━━━━━ TASK DATA
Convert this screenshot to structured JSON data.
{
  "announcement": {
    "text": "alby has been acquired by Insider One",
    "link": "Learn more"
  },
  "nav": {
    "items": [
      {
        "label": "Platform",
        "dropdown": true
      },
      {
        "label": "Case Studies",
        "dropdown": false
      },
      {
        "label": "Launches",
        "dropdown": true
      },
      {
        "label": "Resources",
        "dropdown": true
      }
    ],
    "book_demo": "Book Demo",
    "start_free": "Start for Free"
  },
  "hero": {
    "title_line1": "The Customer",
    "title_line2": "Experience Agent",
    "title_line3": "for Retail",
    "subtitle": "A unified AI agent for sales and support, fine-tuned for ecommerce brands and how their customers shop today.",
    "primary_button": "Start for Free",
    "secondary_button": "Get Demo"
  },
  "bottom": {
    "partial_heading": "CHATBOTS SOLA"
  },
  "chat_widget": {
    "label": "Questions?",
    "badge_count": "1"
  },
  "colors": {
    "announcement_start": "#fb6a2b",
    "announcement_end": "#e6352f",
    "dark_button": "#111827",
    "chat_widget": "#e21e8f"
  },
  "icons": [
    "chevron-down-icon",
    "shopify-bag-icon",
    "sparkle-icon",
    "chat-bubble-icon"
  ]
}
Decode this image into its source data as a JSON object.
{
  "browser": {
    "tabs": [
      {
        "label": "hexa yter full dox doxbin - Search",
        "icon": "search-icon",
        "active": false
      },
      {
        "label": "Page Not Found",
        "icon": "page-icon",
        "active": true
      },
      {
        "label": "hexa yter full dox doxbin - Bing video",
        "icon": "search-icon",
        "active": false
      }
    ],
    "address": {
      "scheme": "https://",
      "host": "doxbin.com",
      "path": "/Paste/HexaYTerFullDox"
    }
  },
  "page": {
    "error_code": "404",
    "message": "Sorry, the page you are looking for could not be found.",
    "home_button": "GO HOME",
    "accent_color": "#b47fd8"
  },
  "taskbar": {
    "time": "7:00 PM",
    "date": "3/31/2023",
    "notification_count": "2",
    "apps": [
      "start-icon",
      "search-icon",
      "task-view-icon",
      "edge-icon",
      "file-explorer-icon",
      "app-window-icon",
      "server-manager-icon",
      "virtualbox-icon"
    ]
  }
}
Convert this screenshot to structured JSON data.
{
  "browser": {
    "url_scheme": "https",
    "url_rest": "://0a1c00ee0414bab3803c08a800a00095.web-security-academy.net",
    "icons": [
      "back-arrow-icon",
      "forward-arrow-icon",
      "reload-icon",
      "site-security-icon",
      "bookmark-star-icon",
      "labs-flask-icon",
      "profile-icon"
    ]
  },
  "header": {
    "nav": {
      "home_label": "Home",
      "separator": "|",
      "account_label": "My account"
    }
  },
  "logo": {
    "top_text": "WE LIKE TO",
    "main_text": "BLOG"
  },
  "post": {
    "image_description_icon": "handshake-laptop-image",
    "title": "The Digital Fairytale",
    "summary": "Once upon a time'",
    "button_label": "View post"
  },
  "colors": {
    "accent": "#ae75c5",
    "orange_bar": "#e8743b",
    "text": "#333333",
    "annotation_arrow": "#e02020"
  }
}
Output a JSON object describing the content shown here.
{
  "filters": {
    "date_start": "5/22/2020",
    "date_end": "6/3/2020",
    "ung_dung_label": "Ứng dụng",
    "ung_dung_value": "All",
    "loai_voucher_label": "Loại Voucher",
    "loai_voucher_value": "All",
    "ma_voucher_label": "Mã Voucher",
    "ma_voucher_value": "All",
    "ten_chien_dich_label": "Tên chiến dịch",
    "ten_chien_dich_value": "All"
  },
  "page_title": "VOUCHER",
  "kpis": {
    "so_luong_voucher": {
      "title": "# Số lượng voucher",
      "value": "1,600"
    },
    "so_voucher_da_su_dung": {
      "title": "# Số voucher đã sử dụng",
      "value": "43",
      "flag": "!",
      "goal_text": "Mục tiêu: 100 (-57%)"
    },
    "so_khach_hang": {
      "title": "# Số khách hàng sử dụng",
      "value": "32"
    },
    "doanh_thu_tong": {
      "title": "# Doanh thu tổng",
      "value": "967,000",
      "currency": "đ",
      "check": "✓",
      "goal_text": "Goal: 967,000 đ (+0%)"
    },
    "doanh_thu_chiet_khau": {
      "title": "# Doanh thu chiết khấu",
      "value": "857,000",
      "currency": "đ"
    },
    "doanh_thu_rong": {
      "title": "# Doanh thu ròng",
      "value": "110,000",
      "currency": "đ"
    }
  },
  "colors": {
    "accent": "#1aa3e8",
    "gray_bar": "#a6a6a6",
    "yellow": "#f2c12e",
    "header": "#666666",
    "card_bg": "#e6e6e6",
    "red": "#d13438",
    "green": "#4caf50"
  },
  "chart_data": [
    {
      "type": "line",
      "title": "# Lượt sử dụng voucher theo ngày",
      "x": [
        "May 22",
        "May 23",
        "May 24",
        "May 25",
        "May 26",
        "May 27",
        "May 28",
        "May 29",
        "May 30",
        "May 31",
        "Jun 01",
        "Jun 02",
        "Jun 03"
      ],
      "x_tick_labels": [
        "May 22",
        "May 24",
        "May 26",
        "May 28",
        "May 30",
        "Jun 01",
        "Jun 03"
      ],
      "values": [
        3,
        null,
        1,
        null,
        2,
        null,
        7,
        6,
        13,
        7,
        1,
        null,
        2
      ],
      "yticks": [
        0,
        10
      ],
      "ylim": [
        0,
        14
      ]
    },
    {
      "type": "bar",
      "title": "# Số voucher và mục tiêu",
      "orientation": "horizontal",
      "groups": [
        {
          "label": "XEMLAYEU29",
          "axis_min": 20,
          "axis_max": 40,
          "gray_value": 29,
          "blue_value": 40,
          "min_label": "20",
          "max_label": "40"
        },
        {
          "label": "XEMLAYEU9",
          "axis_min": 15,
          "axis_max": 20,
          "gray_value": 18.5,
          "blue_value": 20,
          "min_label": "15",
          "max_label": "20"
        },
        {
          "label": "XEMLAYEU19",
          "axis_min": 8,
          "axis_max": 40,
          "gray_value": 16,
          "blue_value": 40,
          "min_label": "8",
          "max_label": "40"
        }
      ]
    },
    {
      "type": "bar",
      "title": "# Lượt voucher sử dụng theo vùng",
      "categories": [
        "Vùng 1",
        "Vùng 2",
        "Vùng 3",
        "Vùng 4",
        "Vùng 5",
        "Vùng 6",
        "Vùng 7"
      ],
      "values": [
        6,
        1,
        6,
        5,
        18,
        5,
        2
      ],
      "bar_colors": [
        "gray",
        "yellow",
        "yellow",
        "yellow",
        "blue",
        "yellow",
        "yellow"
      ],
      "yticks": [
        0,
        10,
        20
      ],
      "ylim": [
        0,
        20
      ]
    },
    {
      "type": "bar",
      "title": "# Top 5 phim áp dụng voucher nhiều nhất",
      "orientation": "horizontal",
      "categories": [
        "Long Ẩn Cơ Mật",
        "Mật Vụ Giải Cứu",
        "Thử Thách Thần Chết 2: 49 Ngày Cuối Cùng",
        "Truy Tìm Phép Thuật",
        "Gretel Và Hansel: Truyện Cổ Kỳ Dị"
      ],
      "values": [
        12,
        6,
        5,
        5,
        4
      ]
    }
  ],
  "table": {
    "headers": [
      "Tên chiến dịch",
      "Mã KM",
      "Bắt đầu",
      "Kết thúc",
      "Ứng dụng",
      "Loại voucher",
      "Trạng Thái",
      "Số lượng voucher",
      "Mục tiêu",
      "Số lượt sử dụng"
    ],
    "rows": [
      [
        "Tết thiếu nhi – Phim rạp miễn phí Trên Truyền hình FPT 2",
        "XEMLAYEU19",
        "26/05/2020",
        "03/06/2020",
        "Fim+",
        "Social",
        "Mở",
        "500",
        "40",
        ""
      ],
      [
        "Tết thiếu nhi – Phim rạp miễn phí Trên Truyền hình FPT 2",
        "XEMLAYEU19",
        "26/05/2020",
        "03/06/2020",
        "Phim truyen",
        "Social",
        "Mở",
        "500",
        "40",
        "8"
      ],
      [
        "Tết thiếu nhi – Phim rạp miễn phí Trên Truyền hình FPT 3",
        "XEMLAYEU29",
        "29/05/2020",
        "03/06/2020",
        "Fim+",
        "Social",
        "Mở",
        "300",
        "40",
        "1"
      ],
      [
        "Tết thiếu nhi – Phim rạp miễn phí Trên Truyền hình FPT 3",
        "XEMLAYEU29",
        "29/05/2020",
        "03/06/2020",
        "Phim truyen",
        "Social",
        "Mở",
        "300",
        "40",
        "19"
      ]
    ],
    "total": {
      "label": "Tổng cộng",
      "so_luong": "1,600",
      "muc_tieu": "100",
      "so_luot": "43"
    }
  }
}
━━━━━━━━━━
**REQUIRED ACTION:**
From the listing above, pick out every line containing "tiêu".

**EXERCISE RESPONSE:**
      "goal_text": "Mục tiêu: 100 (-57%)"
      "title": "# Số voucher và mục tiêu",
      "Mục tiêu",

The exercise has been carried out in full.